When Jodi Della Femina Kim felt that her daughter, then age 10, was ready to get a cellphone and walk to school without an adult, she and her husband made the decision jointly with several other families in their Brooklyn neighborhood. For several weeks, Ms. Della Femina Kim walked a few steps behind her daughter. There were also rules: The phone had to be in the girl’s pocket (no texting while walking) and she couldn’t wear headphones (too distracting). Next, Ms. Della Femina Kim walked her daughter to a corner where they would meet the child’s friend. The kids would walk the rest of the way to school together. After several months, the children were allowed to walk the entire way—about four blocks—without an adult.
Her daughter, Annabel Kim, now 15, says that she was “very excited to get to walk to school myself. I felt like it meant you were finally growing up.” She continues to build her own independence by babysitting her 9-year-old sister and making dinner.
Anne Marie Albano, director of the Columbia University Clinic for Anxiety and Related Disorders in New York, reminds parents that the ultimate goal is to have their children be self-sufficient by the time they leave home for college or the workplace. She and her colleagues have come up with a list of milestones that adolescents should achieve before high-school graduation, including being able to advocate for themselves with teachers and other authority figures, seeing a doctor without a parent and waking themselves up in the morning on their own. “We have parents who call their college student at Harvard or Michigan and wake them up every morning,” she says. You do not want to be that parent.
Even when children are thrilled to gain some independence, parents often have to learn to cope with their own anxiety. Heidi Thompson, lives with her husband and two children in Calais, Vt., a town where children often run around unsupervised. Still, Ms. Thompson, a psychotherapist, was nervous when her daughter wanted to participate in a ritual for neighborhood kids the summer before seventh grade: camping overnight without adults on an island in the nearby lake. Ms. Thompson reluctantly gave her OK. “I was up all night,” she said. In the morning, however, her daughter, “came home so excited. We want them to feel that the world overall is a safe place,” says Ms. Thompson.
Of course, when children try something on their own, it doesn’t always go smoothly.

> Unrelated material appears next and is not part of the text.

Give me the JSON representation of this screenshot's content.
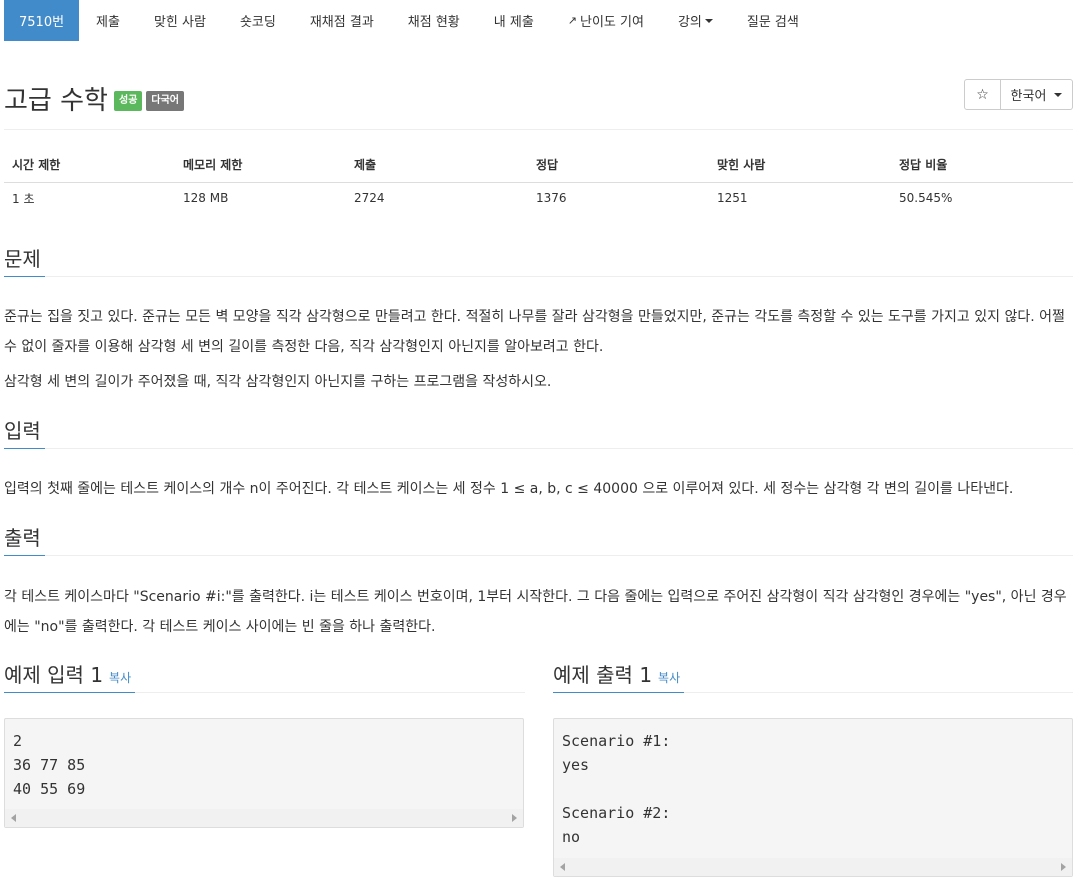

They may take the wrong bus or choose not to study for a test—and then bomb it.
Such outcomes point to the one autonomy milestone that parents find particularly difficult, says Joseph F. Hagan Jr., clinical professor in pediatrics at the University of Vermont and the co-editor of the American Academy of Pediatrics’ Bright Futures guidelines for health professionals. “Part of independence is to make your own decisions,” he says—including “the right to make a wrong decision.”
A PATH TOWARD INDEPENDENCE
Age 2 to 3: Put dirty clothes in hamper; put toys away.
Age 4 to 5: Feed pets; choose own clothes.
Age 6 to 7: Make a sandwich (but no sharp knives, yet); take a bath unsupervised.
Age 8 to 9: Use the stove to make a simple meal; help arrange playdates.
Age 10 to 13: Wake up in the morning without parental prodding; be at home alone; walk or bike to school without an adult.
Age 14 to 17: Schedule and go to a doctor’s appointment without help; get an after-school or summer job; make and follow a budget; take an out-of-town trip alone.
By Andrea Petersen
Source: The Wall Street Journal